Sentimental recollection of adolescence
The style of this film manages to be at once naturalistic, sentimental, and at times highly dramatic. The minutiae of daily life in a village makes the settings very real indeed. Harvesting and threshing rice, picking "egg-apples" and cotton in the mountains, gossiping over dinner.
The boy and girl, whose childhood innocence but very strong friendship seamlessly turns into more adult love (though thoroughly chaste), are mercilessly taunted by nearly everyone close to them. The impression is of a relationship developing under total and minute scrutiny. This sort of thing can happen anywhere, particularly in a small village, but in a Japanese village, the atmosphere for the young couple is beyond claustrophobic, even when they are in the wide open spaces.
The tone of the story is, and is enhanced by the generally restrained performances, highly emotional, sometimes veering towards melodrama. Though I would be hard pressed to describe this story as a romance, I can well imagine some viewers being moved to tears by the unfairness and injustice of it all.

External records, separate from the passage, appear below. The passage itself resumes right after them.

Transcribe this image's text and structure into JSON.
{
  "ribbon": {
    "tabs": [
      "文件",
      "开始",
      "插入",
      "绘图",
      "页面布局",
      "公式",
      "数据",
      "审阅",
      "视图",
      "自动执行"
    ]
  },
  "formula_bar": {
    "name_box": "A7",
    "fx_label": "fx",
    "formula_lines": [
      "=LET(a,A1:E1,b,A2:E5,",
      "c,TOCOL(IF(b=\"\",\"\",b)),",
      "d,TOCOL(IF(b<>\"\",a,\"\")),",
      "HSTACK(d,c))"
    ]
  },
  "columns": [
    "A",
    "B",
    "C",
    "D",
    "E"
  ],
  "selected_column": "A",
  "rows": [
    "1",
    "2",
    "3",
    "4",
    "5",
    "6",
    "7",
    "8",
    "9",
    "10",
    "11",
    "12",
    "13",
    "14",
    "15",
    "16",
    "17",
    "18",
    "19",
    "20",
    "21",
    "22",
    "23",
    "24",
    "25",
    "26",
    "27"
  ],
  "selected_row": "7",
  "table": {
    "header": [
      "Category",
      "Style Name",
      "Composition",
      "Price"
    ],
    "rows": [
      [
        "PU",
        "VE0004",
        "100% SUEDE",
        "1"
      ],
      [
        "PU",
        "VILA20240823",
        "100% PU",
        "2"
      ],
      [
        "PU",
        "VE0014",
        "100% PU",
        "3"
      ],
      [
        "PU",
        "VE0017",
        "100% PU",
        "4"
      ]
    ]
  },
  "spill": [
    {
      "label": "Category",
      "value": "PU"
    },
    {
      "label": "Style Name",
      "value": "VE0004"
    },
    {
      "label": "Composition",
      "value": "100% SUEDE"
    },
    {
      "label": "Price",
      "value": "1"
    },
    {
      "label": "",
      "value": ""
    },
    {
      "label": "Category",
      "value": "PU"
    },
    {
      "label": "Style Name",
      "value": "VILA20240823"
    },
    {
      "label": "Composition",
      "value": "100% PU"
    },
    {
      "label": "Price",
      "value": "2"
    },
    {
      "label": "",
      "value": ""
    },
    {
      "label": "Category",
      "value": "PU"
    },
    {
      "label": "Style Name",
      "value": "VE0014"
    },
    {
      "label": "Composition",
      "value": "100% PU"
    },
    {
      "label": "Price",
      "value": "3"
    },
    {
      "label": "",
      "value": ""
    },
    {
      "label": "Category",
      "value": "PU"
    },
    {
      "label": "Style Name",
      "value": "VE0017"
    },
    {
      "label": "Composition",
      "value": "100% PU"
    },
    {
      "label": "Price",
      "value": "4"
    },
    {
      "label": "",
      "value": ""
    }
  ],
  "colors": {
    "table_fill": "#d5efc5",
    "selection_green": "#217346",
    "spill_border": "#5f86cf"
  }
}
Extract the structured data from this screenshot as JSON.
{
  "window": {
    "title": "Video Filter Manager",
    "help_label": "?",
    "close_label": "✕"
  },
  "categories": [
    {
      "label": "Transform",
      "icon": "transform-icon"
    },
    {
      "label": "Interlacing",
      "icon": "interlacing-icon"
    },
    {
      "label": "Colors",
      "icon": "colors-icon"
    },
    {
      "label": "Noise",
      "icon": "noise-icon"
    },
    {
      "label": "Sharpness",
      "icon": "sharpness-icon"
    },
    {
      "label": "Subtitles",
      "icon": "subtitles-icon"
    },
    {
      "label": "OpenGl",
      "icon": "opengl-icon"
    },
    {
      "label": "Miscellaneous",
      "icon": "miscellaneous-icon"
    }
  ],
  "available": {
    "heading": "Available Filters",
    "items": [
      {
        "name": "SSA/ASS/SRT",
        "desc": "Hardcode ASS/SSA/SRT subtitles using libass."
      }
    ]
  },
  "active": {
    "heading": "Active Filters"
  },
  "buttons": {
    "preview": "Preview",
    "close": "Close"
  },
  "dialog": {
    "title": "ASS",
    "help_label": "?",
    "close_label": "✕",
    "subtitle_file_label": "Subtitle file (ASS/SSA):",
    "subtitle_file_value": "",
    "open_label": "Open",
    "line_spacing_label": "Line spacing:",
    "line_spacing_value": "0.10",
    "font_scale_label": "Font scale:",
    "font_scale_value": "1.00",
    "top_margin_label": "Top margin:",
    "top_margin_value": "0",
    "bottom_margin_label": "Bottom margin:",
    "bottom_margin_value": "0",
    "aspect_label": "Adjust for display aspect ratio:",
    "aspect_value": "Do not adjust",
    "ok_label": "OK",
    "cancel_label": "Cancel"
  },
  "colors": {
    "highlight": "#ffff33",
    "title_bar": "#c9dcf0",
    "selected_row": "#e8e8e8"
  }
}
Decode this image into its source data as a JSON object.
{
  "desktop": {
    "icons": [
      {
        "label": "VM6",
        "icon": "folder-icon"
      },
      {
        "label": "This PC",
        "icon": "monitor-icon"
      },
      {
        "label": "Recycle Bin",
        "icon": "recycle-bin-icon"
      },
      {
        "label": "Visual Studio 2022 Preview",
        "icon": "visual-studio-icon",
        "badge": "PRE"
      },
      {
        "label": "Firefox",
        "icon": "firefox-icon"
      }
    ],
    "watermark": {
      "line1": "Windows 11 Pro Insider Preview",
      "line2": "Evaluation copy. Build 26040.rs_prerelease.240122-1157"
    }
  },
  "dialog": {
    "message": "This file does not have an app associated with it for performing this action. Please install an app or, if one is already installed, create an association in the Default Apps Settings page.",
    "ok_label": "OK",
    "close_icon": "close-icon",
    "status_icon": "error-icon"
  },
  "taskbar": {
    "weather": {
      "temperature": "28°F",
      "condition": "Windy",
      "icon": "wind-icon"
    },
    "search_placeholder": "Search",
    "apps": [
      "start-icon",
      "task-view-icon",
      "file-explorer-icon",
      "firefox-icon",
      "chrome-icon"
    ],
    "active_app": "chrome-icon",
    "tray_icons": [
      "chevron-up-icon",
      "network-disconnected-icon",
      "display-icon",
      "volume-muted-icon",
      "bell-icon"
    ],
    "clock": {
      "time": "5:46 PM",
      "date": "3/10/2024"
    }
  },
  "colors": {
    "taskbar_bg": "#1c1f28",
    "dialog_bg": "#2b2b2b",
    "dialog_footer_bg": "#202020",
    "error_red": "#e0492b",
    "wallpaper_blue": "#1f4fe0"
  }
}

The story was rather too simple for my liking, though this could be unfair, because I am comparing it to masterworks by the same director, such as Happiness For Us Alone. Nevertheless, the story becomes powerful and effecting towards the end, and is difficult to forget.